Please ensure Javascript is enabled for purposes ofwebsite accessibility
Close Alert

Three Corners redevelopment up for voters in Vero Beach

A look at the plans to redevelop Three Corners in Vero Beach. (City of Vero Beach)
A look at the plans to redevelop Three Corners in Vero Beach. (City of Vero Beach)
Facebook Share IconTwitter Share IconEmail Share Icon

The Three Corners project in Vero Beach could be jumpstarted - or stopped in its tracks - on Election Day on Tuesday.

The proposal would allow for commercial development on the properties at the intersection of Indian River Boulevard and 17th Street, along the Indian River Lagoon.

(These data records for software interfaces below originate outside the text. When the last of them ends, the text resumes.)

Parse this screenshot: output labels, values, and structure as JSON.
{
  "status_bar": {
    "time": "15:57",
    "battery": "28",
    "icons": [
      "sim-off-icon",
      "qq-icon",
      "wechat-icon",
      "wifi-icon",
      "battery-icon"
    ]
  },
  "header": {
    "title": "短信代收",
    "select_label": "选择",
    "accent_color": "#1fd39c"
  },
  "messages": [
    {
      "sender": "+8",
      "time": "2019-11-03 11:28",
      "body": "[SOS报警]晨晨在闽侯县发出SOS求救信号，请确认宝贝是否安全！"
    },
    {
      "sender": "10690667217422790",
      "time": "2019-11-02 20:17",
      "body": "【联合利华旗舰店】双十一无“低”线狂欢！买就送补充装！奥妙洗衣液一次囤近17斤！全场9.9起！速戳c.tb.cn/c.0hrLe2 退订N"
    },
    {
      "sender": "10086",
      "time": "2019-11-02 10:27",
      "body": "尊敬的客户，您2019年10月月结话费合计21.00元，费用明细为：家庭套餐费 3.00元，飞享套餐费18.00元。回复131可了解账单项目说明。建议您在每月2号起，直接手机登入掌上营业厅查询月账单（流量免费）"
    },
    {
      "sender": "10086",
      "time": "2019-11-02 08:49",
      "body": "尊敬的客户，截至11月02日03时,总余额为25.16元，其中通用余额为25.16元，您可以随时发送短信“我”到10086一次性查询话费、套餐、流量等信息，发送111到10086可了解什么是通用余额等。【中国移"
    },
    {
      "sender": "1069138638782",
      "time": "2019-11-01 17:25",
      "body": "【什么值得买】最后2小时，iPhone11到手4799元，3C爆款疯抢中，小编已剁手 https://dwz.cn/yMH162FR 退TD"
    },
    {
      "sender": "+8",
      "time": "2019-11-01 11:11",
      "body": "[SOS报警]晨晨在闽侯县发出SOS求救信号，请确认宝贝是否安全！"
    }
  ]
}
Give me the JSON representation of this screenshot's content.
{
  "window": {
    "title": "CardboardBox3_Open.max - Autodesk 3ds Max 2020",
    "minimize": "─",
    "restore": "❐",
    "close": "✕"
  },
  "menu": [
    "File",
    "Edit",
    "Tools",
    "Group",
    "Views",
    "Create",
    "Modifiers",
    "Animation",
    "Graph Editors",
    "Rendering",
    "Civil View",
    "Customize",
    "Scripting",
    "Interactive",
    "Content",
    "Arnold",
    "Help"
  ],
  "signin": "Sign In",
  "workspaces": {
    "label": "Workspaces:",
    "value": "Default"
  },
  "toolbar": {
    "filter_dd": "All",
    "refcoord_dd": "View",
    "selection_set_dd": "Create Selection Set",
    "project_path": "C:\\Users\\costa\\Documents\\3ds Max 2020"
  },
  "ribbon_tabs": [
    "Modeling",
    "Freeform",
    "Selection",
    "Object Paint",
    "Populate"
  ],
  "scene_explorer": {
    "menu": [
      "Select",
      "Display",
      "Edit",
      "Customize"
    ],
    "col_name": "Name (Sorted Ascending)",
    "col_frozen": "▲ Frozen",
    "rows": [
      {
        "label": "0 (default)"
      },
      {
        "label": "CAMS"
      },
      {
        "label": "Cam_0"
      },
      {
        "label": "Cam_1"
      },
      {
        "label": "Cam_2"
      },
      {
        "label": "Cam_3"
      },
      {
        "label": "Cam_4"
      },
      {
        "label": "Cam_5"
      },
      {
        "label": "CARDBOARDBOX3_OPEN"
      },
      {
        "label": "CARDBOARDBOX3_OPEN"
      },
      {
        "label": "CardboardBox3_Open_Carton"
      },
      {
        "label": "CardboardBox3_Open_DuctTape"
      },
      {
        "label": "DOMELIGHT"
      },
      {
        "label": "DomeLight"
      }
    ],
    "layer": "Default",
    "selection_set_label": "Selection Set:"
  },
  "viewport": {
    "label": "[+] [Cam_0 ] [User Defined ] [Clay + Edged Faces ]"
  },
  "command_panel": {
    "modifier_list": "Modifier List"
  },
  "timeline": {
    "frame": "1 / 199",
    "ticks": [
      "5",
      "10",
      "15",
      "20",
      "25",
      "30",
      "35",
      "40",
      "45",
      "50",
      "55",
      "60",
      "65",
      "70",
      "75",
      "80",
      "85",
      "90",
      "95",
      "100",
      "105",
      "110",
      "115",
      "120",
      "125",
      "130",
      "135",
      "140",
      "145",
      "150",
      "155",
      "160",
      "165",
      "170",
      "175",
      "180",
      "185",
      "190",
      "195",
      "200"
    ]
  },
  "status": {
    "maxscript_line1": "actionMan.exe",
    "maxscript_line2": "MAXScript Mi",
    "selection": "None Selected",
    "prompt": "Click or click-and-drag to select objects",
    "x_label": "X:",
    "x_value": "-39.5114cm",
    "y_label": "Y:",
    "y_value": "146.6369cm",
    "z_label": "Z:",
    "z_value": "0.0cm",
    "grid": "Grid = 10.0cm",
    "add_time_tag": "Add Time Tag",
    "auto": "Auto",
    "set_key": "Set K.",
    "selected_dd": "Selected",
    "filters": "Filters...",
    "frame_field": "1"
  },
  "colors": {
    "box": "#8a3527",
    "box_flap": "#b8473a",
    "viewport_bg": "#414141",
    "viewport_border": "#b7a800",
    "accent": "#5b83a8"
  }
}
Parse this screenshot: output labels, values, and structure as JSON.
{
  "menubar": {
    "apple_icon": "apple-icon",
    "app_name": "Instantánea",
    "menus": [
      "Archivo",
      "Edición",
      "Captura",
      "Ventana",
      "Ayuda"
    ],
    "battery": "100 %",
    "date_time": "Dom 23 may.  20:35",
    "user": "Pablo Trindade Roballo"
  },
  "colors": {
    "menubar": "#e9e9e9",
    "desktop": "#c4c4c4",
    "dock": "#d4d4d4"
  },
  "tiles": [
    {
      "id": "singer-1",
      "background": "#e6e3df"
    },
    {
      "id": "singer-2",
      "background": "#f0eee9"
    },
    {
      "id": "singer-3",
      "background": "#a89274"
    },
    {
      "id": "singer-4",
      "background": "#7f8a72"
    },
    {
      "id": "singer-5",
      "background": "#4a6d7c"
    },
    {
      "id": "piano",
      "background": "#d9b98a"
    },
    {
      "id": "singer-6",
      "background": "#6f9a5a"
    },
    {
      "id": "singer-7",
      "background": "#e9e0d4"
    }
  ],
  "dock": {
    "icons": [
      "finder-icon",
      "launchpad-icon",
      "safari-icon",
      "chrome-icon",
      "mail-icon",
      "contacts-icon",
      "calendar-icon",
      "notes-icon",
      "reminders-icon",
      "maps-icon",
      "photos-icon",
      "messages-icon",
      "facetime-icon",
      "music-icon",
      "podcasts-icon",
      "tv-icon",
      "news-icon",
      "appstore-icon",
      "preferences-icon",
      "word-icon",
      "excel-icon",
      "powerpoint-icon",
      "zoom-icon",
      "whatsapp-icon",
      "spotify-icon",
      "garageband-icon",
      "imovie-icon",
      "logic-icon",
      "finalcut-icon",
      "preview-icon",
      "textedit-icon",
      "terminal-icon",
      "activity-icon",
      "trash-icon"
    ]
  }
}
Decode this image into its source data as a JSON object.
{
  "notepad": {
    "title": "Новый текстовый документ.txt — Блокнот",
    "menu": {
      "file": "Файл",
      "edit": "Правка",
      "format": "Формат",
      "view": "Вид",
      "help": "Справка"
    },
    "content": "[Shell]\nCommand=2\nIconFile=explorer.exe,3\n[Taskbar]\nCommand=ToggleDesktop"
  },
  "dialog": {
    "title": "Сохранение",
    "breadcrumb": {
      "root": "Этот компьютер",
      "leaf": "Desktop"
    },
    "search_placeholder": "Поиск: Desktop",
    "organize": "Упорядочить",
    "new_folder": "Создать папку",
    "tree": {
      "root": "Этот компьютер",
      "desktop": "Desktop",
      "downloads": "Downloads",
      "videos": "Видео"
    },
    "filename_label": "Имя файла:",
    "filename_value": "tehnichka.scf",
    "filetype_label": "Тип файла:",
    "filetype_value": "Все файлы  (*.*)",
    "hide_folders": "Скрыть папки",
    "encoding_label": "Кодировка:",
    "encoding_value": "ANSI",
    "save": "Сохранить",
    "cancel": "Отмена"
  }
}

The municipal power plant at that intersection has been out of service since 2015. The city has plans to deck the building and replace it with waterfront attractions - but those plans could be foiled if the referendum fails.

“This is a generational opportunity for Vero Beach, and it doesn’t happen in your career very often to be able to work on a project like this,” Vero Beach City Manager Monte Falls relayed.

The referendum would bring a hotel - restaurants- and a theater to Vero Beach -- replacing the old power plant and eventually a wastewater plant.

“The Three Corners will probably be one of the largest projects, definitely one of the largest projects in the city but even in the county,” Vero Beach Planning Director Jason Jeffries stated.

See also: Hurricane watches issued ahead of Subtropical Storm Nicole

The property is a charter property, meaning that residents own that land - not the city.

But if Tuesday's referendum passes, it could allow the city to move forward with commercial development on that land.

“Vero Beach is growing, Indian River County continues to grow, we need something much, much better there and this proposal is moving in the right way in my opinion with the hotel, with the businesses, with the boat launch, the park, all of the things that are going to be part of that,” said Brian Bryant, who owns Runner's Depot - a few blocks away from the site in question.

While some residents want to see development - others are scared of what could come next.

“All of the sudden, we’re going to wake up one day and we’ll be like Fort Lauderdale," Karen Marcil opined. "They’re going to have a jitney to go to the beach, they’re going to have water taxis and it’s going to change the whole scale and charm of what Vero Beach is.”

The responsibility now turns to voters to make their choice Tuesday and decide whether this project comes to life - or stops dead in the water.

Loading ...